WHAT YOU SHOULD DO:
Your answer should consist of the complete listing, repeated verbatim.

DATA EXCERPTS:

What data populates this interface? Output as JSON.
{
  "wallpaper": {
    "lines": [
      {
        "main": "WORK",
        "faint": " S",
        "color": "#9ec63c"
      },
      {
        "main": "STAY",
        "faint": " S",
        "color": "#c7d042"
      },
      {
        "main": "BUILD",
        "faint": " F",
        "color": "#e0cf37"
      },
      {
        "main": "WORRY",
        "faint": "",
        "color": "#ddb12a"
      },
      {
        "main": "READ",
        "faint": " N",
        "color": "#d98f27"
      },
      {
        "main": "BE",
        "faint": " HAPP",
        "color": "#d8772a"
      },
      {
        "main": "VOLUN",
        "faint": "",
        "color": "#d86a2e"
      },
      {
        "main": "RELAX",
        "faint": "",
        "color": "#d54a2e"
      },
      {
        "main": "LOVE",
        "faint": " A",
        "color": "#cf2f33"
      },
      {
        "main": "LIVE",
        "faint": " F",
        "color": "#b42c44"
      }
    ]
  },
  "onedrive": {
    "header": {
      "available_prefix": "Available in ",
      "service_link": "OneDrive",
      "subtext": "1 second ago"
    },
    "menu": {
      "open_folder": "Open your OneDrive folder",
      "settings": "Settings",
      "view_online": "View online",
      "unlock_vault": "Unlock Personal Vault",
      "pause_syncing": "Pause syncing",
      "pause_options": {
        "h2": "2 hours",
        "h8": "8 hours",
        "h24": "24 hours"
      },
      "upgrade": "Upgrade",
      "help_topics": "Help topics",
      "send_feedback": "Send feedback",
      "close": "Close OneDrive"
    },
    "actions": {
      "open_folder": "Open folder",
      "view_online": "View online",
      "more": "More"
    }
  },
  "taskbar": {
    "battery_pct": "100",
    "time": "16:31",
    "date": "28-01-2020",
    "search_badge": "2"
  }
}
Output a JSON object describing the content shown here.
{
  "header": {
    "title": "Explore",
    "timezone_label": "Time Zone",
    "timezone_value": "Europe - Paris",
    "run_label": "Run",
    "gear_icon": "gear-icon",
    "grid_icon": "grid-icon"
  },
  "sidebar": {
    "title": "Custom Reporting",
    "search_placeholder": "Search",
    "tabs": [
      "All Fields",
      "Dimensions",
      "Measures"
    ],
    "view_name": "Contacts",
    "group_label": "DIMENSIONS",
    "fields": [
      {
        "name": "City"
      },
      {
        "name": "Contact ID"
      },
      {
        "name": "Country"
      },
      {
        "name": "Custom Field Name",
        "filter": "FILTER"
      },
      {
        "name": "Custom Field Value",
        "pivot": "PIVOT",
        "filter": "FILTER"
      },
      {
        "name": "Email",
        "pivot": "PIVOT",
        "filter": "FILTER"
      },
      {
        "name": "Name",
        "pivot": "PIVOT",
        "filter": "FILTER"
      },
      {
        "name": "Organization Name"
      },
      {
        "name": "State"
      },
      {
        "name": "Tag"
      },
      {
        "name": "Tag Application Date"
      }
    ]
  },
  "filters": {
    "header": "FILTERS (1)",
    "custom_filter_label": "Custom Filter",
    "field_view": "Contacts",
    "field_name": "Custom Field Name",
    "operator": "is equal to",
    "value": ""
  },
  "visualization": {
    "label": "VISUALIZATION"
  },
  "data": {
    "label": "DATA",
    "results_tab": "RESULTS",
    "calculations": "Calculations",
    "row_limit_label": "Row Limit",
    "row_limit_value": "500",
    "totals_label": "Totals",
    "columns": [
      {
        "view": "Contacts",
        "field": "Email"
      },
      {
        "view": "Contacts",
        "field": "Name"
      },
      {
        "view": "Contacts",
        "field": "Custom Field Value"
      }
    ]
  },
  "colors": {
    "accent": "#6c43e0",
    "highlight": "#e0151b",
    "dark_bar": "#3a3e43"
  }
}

SOLUTION FOR THIS PROBLEM:
What data populates this interface? Output as JSON.
{
  "wallpaper": {
    "lines": [
      {
        "main": "WORK",
        "faint": " S",
        "color": "#9ec63c"
      },
      {
        "main": "STAY",
        "faint": " S",
        "color": "#c7d042"
      },
      {
        "main": "BUILD",
        "faint": " F",
        "color": "#e0cf37"
      },
      {
        "main": "WORRY",
        "faint": "",
        "color": "#ddb12a"
      },
      {
        "main": "READ",
        "faint": " N",
        "color": "#d98f27"
      },
      {
        "main": "BE",
        "faint": " HAPP",
        "color": "#d8772a"
      },
      {
        "main": "VOLUN",
        "faint": "",
        "color": "#d86a2e"
      },
      {
        "main": "RELAX",
        "faint": "",
        "color": "#d54a2e"
      },
      {
        "main": "LOVE",
        "faint": " A",
        "color": "#cf2f33"
      },
      {
        "main": "LIVE",
        "faint": " F",
        "color": "#b42c44"
      }
    ]
  },
  "onedrive": {
    "header": {
      "available_prefix": "Available in ",
      "service_link": "OneDrive",
      "subtext": "1 second ago"
    },
    "menu": {
      "open_folder": "Open your OneDrive folder",
      "settings": "Settings",
      "view_online": "View online",
      "unlock_vault": "Unlock Personal Vault",
      "pause_syncing": "Pause syncing",
      "pause_options": {
        "h2": "2 hours",
        "h8": "8 hours",
        "h24": "24 hours"
      },
      "upgrade": "Upgrade",
      "help_topics": "Help topics",
      "send_feedback": "Send feedback",
      "close": "Close OneDrive"
    },
    "actions": {
      "open_folder": "Open folder",
      "view_online": "View online",
      "more": "More"
    }
  },
  "taskbar": {
    "battery_pct": "100",
    "time": "16:31",
    "date": "28-01-2020",
    "search_badge": "2"
  }
}
Output a JSON object describing the content shown here.
{
  "header": {
    "title": "Explore",
    "timezone_label": "Time Zone",
    "timezone_value": "Europe - Paris",
    "run_label": "Run",
    "gear_icon": "gear-icon",
    "grid_icon": "grid-icon"
  },
  "sidebar": {
    "title": "Custom Reporting",
    "search_placeholder": "Search",
    "tabs": [
      "All Fields",
      "Dimensions",
      "Measures"
    ],
    "view_name": "Contacts",
    "group_label": "DIMENSIONS",
    "fields": [
      {
        "name": "City"
      },
      {
        "name": "Contact ID"
      },
      {
        "name": "Country"
      },
      {
        "name": "Custom Field Name",
        "filter": "FILTER"
      },
      {
        "name": "Custom Field Value",
        "pivot": "PIVOT",
        "filter": "FILTER"
      },
      {
        "name": "Email",
        "pivot": "PIVOT",
        "filter": "FILTER"
      },
      {
        "name": "Name",
        "pivot": "PIVOT",
        "filter": "FILTER"
      },
      {
        "name": "Organization Name"
      },
      {
        "name": "State"
      },
      {
        "name": "Tag"
      },
      {
        "name": "Tag Application Date"
      }
    ]
  },
  "filters": {
    "header": "FILTERS (1)",
    "custom_filter_label": "Custom Filter",
    "field_view": "Contacts",
    "field_name": "Custom Field Name",
    "operator": "is equal to",
    "value": ""
  },
  "visualization": {
    "label": "VISUALIZATION"
  },
  "data": {
    "label": "DATA",
    "results_tab": "RESULTS",
    "calculations": "Calculations",
    "row_limit_label": "Row Limit",
    "row_limit_value": "500",
    "totals_label": "Totals",
    "columns": [
      {
        "view": "Contacts",
        "field": "Email"
      },
      {
        "view": "Contacts",
        "field": "Name"
      },
      {
        "view": "Contacts",
        "field": "Custom Field Value"
      }
    ]
  },
  "colors": {
    "accent": "#6c43e0",
    "highlight": "#e0151b",
    "dark_bar": "#3a3e43"
  }
}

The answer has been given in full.